▶ _EXERCISE_: Each line of the data below that carries the word "date" needs to be copied.

==================================================

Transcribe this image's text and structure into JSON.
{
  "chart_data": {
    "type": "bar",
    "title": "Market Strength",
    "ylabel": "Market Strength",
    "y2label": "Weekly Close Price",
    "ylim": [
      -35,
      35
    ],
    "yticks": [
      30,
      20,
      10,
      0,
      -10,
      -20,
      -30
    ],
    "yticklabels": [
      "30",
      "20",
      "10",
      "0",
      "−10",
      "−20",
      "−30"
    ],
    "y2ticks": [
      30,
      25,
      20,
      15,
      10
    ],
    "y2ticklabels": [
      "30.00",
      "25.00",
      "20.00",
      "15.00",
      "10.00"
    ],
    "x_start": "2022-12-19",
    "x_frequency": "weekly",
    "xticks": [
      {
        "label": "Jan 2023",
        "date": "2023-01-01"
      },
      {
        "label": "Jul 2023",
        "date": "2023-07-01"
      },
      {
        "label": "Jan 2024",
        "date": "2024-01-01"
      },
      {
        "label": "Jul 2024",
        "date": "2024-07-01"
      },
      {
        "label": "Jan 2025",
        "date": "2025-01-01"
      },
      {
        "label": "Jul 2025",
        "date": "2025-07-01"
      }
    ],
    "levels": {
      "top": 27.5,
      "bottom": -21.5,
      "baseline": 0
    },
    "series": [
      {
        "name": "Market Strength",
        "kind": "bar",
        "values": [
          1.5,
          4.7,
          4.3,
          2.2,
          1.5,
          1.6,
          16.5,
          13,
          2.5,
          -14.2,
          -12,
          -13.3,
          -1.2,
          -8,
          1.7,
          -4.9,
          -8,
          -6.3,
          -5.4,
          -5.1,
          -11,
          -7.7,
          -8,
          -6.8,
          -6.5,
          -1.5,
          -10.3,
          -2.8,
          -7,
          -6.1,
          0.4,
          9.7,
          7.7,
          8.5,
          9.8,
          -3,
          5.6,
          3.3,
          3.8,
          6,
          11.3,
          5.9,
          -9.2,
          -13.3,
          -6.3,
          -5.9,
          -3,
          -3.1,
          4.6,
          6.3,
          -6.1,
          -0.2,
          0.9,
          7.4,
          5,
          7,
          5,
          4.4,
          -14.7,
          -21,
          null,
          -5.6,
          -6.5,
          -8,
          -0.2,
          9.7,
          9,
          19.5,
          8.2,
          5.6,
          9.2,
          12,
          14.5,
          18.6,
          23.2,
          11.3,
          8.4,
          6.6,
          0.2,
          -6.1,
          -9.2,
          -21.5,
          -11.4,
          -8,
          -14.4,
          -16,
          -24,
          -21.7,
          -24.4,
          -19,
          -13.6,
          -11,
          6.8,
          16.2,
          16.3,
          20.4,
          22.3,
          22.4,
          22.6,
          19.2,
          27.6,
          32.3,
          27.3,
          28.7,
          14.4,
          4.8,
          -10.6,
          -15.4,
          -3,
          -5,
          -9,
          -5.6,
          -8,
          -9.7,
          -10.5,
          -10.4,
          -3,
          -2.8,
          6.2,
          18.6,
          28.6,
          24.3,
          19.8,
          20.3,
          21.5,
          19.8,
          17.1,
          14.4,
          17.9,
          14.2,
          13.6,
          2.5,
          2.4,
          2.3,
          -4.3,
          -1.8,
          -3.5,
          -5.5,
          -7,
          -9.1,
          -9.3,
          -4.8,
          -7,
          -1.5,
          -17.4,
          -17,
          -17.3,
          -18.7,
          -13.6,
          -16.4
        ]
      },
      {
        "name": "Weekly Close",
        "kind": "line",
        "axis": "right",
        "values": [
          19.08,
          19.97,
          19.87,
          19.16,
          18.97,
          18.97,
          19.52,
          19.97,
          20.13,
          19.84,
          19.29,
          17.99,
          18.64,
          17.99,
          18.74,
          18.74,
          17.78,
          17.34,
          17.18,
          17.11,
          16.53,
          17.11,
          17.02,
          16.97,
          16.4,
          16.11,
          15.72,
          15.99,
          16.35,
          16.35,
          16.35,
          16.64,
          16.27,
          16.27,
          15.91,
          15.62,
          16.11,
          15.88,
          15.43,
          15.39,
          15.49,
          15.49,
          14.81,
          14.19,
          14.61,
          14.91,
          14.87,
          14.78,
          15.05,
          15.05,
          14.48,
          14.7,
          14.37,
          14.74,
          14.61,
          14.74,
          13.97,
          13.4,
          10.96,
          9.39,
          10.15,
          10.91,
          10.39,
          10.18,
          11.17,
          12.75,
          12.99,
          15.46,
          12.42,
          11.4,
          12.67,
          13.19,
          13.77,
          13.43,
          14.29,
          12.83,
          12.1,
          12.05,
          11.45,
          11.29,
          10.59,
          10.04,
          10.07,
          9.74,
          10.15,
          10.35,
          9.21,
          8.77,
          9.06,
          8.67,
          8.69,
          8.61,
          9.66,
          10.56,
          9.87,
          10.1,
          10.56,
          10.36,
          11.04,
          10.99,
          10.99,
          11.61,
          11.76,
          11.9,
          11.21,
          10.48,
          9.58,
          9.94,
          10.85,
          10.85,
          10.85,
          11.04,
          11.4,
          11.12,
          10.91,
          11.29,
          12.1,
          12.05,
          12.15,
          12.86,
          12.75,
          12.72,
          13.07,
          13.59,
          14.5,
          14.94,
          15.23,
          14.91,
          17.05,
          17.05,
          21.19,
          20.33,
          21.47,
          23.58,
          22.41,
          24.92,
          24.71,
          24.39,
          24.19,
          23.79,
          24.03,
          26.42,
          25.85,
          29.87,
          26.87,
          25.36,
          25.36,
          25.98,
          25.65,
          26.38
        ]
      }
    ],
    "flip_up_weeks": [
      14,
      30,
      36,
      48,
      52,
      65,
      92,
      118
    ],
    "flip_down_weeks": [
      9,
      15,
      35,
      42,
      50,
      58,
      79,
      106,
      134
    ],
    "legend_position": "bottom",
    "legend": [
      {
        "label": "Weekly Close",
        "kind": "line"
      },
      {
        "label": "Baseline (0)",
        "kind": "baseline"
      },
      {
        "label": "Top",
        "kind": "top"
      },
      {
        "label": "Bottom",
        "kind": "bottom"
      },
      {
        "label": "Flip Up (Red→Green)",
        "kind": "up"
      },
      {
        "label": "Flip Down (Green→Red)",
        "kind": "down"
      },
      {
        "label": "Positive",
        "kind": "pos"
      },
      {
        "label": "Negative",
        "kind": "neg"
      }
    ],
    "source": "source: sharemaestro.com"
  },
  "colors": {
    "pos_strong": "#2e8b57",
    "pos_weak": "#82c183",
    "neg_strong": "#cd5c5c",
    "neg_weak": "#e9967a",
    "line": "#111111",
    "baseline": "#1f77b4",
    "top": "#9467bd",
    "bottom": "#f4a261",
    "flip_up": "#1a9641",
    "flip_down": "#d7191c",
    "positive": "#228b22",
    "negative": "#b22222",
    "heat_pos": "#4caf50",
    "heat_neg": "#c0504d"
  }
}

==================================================

▶ _PROBLEM SOLUTION_:
        "date": "2023-01-01"
        "date": "2023-07-01"
        "date": "2024-01-01"
        "date": "2024-07-01"
        "date": "2025-01-01"
        "date": "2025-07-01"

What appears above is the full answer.